The devil is in the details, however. Indeed, this star is only 40 light-years away, which considering the scale of our galaxy, is indeed just a trip across the street. But in the scale of humanity, it’s an impossible journey, given our current technology. To give you a sense of how far it is to Trappist-1, if you were to drive the distance from the Sun to Pluto at highway speeds, it would take you 6,000 years to complete the trip, and that’s only 328.4 light minutes. 40 light-years is a hell of a long ride. That is, if we never figure out a faster way to cross the distance.
But until we do, grappling with the enormity of space travel remains a big conceptual gap for a lot of folks who don’t normally dwell on such matters. But one of the greatest illustrations of it is the opening scene of Contact, the adaptation of Carl Sagan’s novel of the same name. This opening is also the movie’s moment of truth for me, for we begin right over the Earth, listening to radio communications in real time. We begin panning back, farther and farther out, past the moon, past Mars, past the asteroids, Saturn, Uranus, Neptune, Pluto…out past the next closest star. And as we keep retreating into the cosmos, the radio traffic we hear gets older and older until we realize we’re at the distance that our earliest radio signals have reached now. And even then, it’s just not that far away, in galactic terms. Farther out we go, into the silence of the void until stars whip by faster and faster, and we hit the edge of our galaxy, and that recedes until we see another galaxy, and then another. And soon, they fill the expanse as thick as stars until we are so incredibly far from home that we begin to just hit the very beginnings of the enormity of the universe. That is what we are such a small part of. Within all of that is our pale blue dot. Our one and only home.
That’s just the setup; a conceptual prologue for the story to follow. Which, to be honest, I am not a huge fan of. Dr. Ellie Arroway works for SETI searching for signals from extraterrestrial intelligence. She hits a number of roadblocks, both personal and professional, on her quest, but she eventually discovers a signal amid all of the universe’s background noise that could only have come from aliens. When the signal is received fully and decoded, it contains the blueprint for a kind of wormhole vehicle that would allow humanity to travel to the far corners of the universe. Once this secret gets out, the government immediately takes interest in things that just a few days earlier it would have been happy to de-fund. And while the Ellie Arroways of the world should be free to run this project as the natural experts in this field, bureaucrats interfere, as do religious factions suddenly interested in whether our first contact with an alien species will be made by somebody who presents a belief in God. Sagan himself seemed to take a dim view of religion as a means of explaining the universe, and here in Contact, he makes the point that if we’re given a chance to actually see other worlds and speak with other alien civilizations, religion will try to make one last effort to keep us in the dark ages. It’s a heavy-handed point, and honestly, not one particularly well made in this story, feeling more like an unnecessary source of conflict in a story that hardly needed one. Nevertheless, Elle does get to take that trip on the alien vessel, and see things no human has ever seen, and which fewer are prepared to understand. When she comes home, people are only too ready not to believe what she reports—another leaden effort to undermine Sagan’s own optimism in humanity for the sake of keeping the story grounded.
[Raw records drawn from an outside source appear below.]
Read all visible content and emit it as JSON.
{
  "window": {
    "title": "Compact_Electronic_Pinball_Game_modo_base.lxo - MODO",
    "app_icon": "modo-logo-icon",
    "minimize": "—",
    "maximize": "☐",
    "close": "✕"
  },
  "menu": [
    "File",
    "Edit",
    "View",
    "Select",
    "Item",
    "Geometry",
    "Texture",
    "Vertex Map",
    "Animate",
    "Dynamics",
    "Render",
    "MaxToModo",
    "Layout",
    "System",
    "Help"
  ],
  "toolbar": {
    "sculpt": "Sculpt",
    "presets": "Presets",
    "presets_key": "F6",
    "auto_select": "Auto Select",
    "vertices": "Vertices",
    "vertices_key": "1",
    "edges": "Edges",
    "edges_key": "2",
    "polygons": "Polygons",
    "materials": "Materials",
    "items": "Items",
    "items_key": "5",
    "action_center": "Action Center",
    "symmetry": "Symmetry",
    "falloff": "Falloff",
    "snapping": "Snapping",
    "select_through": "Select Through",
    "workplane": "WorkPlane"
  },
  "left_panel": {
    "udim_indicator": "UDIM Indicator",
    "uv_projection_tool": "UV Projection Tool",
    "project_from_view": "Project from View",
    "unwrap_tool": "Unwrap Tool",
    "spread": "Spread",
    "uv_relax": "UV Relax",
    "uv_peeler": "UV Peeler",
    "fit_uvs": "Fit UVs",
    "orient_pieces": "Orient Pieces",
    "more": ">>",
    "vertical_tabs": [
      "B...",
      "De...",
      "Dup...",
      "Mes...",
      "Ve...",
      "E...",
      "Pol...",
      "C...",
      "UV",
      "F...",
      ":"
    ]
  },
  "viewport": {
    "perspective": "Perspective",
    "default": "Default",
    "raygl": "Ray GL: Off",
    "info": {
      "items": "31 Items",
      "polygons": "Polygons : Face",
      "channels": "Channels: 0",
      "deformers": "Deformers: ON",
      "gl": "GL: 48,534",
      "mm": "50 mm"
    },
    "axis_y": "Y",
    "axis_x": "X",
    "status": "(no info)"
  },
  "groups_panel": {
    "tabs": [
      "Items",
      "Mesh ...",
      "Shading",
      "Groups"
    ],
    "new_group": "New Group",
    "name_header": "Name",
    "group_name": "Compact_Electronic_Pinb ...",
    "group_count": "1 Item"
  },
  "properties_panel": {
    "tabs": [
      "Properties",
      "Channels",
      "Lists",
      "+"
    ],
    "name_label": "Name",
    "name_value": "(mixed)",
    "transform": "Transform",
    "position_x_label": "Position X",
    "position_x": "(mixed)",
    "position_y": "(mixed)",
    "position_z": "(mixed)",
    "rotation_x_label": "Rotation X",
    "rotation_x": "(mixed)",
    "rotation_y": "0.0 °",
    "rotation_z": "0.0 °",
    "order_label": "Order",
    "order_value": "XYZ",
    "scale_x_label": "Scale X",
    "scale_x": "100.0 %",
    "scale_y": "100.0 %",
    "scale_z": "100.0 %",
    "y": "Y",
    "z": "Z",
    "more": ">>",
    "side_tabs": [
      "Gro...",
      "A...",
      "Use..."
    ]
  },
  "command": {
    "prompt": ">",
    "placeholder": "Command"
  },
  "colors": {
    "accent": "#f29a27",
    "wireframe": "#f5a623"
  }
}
For the ways in which Contact doesn’t really work for me, I still love the spirit of the thing, and the thesis behind it all: that if we play our cards right, humanity might still get that chance to cross the distance between us and the next star to the left and see what’s there. But first, we have to prove ourselves worthy. After all, it’s an awfully long way to go, both to travel a starship, and for us to progress as a species.